Claims litigation also threatens real estate owners as the number of so-called nuclear verdicts (awards of $10 million or more) will increase. These lawsuits, such as one that awarded $43 million because of a crime that happened in the parking lot of a drugstore, may drive carriers away from insuring sectors such as older multifamily properties or properties in high-crime areas.
When coverage is available, it will be significantly less than what is needed to adequately protect the property owner, or board of directors, in the event of a lawsuit.
What can businesses do?
• Analyze your loss trends. Understand the root causes of large losses and explain to carriers what you’re doing to prevent future claims. Develop a strategy to determine the best time and frequency to review alternative markets.
• Keep a paper trail. To obtain more preferable rates, real estate owners and operators will need to have detailed data on renovations and maintenance, such as new roofing or plumbing. Otherwise, insurers will assume that buildings have no renovations and will price insurance accordingly.
• Make safety a priority. Nuclear verdicts against real estate companies are exploding. Make safety a tenet of the organization, with extra training and risk management practices for all properties. A little prevention can save you millions.
Weather disasters will continue to adversely affect commercial real estate coverage.
Hurricane Ian, which recently slammed into Florida’s southwest coast, causing between $42 billion and $57 billion in damage, is just one of the catastrophes weighing heavily on insurers’ minds. Global catastrophe losses in 2021 totaled $105 billion and estimated insured losses reached $35 billion in the first half of 2022 alone. For this reason, coverage for catastrophic perils will rise 20% to 50% in low-hazard areas, while in high-hazard areas, rates could triple.
If a property does suffer a loss, underwriters are more likely to consider coverage if they have been rebuilt with proven construction materials to mitigate against future losses.
What can businesses do?

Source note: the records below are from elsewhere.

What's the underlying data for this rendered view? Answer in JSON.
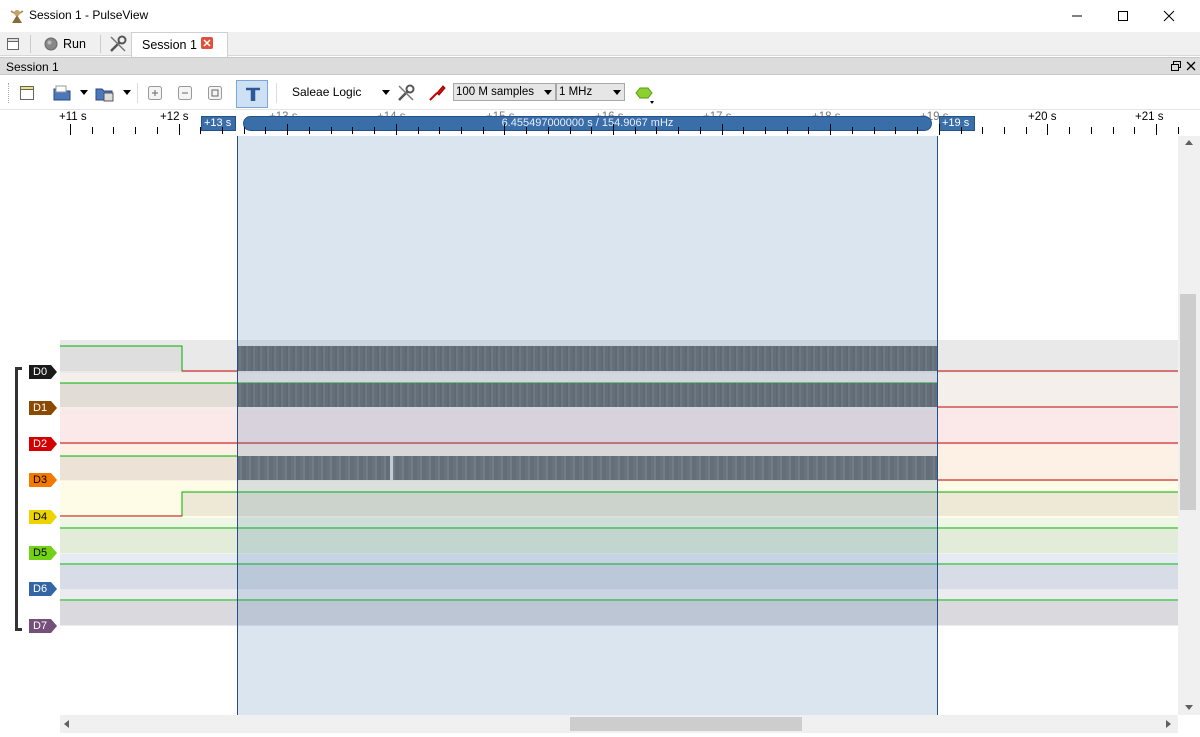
{
  "window": {
    "title": "Session 1 - PulseView",
    "minimize_glyph": "—",
    "maximize_glyph": "☐",
    "close_glyph": "✕"
  },
  "tabs": {
    "run_label": "Run",
    "session_tab_label": "Session 1"
  },
  "dock": {
    "title": "Session 1"
  },
  "toolbar": {
    "device": "Saleae Logic",
    "sample_count": "100 M samples",
    "sample_rate": "1 MHz"
  },
  "ruler": {
    "tick_labels": [
      "+11 s",
      "+12 s",
      "+13 s",
      "+14 s",
      "+15 s",
      "+16 s",
      "+17 s",
      "+18 s",
      "+19 s",
      "+20 s",
      "+21 s"
    ],
    "cursor_start_label": "+13 s",
    "cursor_end_label": "+19 s",
    "cursor_measurement": "6.455497000000 s / 154.9067 mHz"
  },
  "signals": [
    {
      "name": "D0",
      "color": "#1a1a1a"
    },
    {
      "name": "D1",
      "color": "#8b4a00"
    },
    {
      "name": "D2",
      "color": "#d40000"
    },
    {
      "name": "D3",
      "color": "#f57900"
    },
    {
      "name": "D4",
      "color": "#edd400"
    },
    {
      "name": "D5",
      "color": "#73d216"
    },
    {
      "name": "D6",
      "color": "#3465a4"
    },
    {
      "name": "D7",
      "color": "#75507b"
    }
  ],
  "colors": {
    "accent": "#3a6ea8",
    "high_trace": "#00b000",
    "low_trace": "#c00000"
  }
}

• Use better materials. Whether it’s rebuilding or new construction, it’s important to use materials and construction techniques that will minimize losses later on. Think hail-resistant roofing and siding, fire-resistant building materials and automatic plumbing shut off controls. It will go a long way in lowering claims and premiums.
• Consider a parametric policy. Parametric insurance may be available in areas where property insurance capacity is scarce. Parametric policies pay out a set amount based on the magnitude of the event, even if there is no loss for the insured.
ONWARD AND UPWARD
Despite multiple industry challenges heading into 2023, real estate businesses have an opportunity to reduce their risk and potentially even their premium rates by increasing their diligence in risk management efforts. Work together with your broker and carrier to find the right formula that will increase your resilience to the blowing winds.
Greg Floyd is senior vice president of commercial lines at insurance brokerage Hub International out of Washington. He specializes in condominium association insurance and risk management. He also is the practice leader of the Northwest habitational specialty group, which services over 700 community associations in the region.